[Entries from a dataset of interfaces]
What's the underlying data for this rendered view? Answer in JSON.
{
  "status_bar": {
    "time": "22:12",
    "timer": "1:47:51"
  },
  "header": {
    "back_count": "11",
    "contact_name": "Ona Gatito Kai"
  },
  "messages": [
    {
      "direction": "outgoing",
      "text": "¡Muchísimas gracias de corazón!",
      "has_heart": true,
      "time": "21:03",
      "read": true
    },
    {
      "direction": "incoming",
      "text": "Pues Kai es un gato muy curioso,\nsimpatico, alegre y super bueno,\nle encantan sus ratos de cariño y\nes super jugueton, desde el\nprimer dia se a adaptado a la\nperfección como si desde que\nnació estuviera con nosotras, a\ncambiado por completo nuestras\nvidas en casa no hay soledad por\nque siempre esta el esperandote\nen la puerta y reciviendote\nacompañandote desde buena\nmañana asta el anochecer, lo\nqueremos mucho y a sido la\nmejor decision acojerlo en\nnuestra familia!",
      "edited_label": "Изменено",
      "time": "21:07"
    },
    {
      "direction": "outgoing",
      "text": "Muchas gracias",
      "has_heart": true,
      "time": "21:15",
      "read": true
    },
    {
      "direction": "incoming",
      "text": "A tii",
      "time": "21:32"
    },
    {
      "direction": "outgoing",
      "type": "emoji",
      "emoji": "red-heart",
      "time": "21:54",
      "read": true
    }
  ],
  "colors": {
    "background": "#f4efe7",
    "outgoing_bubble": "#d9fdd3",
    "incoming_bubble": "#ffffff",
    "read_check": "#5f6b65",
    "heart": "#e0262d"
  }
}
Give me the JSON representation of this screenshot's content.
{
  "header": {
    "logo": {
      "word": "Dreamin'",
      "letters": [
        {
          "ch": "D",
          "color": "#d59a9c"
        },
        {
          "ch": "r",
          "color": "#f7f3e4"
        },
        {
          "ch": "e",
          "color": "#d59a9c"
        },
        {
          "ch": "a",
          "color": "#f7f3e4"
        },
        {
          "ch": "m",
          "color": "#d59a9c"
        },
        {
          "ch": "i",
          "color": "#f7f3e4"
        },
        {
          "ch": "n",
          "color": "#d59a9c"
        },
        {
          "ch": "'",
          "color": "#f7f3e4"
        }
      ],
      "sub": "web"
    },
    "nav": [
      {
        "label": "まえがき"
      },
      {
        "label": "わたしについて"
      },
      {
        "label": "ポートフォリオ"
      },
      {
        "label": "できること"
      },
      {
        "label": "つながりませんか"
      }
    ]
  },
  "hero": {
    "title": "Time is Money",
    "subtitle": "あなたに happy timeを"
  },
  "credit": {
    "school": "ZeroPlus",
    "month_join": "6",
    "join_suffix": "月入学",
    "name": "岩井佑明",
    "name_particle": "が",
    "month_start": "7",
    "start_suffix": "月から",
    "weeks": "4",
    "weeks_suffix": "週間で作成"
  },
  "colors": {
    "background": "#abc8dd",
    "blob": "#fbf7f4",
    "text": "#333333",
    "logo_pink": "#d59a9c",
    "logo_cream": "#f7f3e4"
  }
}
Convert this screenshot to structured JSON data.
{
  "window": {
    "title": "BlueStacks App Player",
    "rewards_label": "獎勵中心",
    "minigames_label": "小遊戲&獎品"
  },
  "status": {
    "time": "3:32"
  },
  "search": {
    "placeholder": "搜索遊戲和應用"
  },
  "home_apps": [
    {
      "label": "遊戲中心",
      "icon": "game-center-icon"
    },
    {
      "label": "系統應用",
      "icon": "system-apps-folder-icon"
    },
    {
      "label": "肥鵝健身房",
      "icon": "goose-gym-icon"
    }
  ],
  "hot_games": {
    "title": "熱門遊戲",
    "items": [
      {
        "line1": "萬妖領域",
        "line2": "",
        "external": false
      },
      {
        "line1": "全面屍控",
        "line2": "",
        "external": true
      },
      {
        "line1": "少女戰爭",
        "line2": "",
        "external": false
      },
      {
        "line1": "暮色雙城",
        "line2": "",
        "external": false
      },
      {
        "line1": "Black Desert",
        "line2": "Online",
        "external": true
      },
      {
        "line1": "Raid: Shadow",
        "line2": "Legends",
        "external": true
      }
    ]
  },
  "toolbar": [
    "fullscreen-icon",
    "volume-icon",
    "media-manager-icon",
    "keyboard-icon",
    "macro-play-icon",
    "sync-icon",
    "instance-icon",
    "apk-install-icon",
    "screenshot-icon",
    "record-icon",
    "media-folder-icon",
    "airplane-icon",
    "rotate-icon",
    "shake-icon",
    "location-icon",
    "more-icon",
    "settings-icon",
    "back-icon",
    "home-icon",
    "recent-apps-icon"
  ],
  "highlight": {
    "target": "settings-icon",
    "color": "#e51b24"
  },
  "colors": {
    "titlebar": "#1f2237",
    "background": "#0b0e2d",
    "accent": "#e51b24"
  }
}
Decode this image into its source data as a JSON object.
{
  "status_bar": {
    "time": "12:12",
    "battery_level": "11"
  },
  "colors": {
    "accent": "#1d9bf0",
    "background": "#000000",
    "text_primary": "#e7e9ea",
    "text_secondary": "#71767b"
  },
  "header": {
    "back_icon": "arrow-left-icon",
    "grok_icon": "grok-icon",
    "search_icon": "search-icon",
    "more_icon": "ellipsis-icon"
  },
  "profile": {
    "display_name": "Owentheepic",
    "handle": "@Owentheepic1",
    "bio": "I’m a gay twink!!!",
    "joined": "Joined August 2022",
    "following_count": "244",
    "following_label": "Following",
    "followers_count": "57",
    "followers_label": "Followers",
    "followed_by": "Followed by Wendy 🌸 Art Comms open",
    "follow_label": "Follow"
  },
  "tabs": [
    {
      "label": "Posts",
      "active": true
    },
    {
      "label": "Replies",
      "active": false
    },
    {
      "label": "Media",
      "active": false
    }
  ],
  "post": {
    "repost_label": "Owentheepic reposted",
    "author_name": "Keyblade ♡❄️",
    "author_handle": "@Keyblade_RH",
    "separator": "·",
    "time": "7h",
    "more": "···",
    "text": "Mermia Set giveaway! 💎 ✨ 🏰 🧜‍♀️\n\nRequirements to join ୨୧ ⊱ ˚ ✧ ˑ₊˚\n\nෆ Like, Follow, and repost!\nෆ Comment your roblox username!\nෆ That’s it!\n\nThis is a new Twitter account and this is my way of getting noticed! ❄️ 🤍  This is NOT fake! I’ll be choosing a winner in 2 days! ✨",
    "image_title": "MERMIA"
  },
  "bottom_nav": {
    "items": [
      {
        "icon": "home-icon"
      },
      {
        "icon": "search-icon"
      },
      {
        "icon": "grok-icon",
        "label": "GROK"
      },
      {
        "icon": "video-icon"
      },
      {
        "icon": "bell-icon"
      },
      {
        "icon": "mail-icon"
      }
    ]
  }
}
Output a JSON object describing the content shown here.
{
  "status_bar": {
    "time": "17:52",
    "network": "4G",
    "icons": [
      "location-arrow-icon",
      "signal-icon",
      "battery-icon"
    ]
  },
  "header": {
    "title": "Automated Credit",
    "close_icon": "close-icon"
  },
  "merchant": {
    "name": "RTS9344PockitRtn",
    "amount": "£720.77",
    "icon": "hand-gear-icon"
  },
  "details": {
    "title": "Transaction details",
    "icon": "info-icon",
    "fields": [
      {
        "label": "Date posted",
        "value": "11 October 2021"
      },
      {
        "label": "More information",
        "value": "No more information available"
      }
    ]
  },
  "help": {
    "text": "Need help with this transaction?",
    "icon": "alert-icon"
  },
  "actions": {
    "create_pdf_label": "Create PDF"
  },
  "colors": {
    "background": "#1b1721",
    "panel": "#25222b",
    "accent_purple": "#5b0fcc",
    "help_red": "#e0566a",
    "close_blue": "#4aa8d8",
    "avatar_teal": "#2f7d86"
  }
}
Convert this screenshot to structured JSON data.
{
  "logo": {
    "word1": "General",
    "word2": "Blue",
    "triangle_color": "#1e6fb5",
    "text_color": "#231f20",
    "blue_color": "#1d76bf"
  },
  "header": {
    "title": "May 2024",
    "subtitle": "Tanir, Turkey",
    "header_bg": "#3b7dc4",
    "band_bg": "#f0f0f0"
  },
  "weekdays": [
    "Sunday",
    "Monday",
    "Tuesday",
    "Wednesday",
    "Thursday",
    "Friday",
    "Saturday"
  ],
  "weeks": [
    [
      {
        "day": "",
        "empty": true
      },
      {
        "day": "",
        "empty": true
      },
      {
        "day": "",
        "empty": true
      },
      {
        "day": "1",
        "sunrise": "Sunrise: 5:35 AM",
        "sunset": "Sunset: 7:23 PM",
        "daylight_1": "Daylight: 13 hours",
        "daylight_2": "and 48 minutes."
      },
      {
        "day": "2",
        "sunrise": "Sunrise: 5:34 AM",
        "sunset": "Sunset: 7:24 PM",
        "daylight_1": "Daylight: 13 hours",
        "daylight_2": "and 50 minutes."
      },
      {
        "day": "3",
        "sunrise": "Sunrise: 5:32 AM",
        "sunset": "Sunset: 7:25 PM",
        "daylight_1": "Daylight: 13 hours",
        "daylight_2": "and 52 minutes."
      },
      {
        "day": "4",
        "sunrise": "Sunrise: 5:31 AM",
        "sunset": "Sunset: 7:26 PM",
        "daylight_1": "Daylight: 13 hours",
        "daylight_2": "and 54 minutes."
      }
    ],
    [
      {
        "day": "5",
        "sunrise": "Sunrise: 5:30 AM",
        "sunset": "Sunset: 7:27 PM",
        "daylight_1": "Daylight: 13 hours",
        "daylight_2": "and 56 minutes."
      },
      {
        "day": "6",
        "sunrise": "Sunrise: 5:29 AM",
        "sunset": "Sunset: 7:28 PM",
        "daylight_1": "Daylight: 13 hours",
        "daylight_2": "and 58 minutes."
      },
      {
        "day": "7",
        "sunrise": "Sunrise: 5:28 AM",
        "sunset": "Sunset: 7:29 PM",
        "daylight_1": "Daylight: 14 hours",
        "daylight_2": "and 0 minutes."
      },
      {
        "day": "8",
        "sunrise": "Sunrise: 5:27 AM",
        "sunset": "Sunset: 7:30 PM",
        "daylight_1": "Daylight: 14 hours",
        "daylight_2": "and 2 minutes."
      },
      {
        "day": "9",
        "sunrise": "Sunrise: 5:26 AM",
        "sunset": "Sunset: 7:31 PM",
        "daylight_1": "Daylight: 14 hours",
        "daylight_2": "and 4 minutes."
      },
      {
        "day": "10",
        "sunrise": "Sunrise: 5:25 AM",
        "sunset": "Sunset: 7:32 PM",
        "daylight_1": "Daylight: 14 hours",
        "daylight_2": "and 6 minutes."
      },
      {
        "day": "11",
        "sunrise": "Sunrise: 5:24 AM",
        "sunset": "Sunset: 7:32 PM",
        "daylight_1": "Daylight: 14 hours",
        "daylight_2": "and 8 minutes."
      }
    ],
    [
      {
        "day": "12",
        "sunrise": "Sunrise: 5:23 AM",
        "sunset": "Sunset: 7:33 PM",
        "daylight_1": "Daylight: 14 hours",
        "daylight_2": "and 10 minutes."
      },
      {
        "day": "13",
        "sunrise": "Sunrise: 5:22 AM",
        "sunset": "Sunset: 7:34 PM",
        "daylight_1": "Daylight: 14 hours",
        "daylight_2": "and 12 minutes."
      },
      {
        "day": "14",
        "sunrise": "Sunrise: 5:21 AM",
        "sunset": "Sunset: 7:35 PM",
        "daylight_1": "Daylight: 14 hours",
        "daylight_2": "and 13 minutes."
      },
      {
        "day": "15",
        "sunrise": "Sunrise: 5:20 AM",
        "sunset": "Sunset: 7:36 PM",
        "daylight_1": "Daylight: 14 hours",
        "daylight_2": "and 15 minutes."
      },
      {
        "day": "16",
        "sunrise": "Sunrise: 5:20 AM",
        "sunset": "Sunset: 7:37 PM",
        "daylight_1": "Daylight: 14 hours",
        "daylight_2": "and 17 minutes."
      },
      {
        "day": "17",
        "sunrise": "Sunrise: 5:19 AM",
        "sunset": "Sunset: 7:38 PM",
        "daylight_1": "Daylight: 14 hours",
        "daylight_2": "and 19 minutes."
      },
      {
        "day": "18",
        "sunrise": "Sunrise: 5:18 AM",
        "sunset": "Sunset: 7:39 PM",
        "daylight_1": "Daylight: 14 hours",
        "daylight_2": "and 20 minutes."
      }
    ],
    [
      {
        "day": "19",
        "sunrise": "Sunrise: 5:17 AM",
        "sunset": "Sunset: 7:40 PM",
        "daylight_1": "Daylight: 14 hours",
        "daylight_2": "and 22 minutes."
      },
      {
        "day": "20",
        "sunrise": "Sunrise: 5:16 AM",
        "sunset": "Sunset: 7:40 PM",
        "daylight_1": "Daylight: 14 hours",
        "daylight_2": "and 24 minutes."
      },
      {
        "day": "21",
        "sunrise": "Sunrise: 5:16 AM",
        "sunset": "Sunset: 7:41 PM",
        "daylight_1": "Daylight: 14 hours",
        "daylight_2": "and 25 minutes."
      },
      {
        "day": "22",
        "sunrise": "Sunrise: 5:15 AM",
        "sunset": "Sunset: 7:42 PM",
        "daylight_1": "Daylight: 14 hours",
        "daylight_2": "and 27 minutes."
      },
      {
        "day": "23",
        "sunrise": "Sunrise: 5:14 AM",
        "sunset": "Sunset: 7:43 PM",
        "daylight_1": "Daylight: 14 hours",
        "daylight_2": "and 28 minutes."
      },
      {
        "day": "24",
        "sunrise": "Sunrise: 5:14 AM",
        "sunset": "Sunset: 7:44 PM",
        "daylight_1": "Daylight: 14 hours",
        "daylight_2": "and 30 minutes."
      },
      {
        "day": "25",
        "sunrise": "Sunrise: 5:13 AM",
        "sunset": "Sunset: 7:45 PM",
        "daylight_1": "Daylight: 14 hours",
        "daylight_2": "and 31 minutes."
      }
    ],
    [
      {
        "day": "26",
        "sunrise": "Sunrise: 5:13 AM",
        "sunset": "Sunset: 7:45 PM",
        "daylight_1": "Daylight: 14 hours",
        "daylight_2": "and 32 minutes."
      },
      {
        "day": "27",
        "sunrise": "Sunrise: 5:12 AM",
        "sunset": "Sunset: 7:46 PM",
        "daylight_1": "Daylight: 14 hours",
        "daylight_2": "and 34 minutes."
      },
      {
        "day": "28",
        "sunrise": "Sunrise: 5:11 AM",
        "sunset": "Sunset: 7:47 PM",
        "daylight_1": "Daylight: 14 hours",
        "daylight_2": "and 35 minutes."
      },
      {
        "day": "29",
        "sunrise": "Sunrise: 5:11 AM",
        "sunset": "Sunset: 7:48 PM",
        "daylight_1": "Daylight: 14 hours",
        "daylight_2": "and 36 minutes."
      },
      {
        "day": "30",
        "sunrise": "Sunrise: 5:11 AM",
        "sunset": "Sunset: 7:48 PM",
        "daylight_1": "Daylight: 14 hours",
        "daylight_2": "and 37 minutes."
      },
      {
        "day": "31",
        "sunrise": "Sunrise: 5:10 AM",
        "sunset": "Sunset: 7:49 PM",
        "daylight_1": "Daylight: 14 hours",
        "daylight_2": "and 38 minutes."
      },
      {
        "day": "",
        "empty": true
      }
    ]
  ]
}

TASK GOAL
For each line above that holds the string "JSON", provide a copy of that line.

EXERCISE ANSWER
What's the underlying data for this rendered view? Answer in JSON.
Give me the JSON representation of this screenshot's content.
Convert this screenshot to structured JSON data.
Decode this image into its source data as a JSON object.
Output a JSON object describing the content shown here.
Convert this screenshot to structured JSON data.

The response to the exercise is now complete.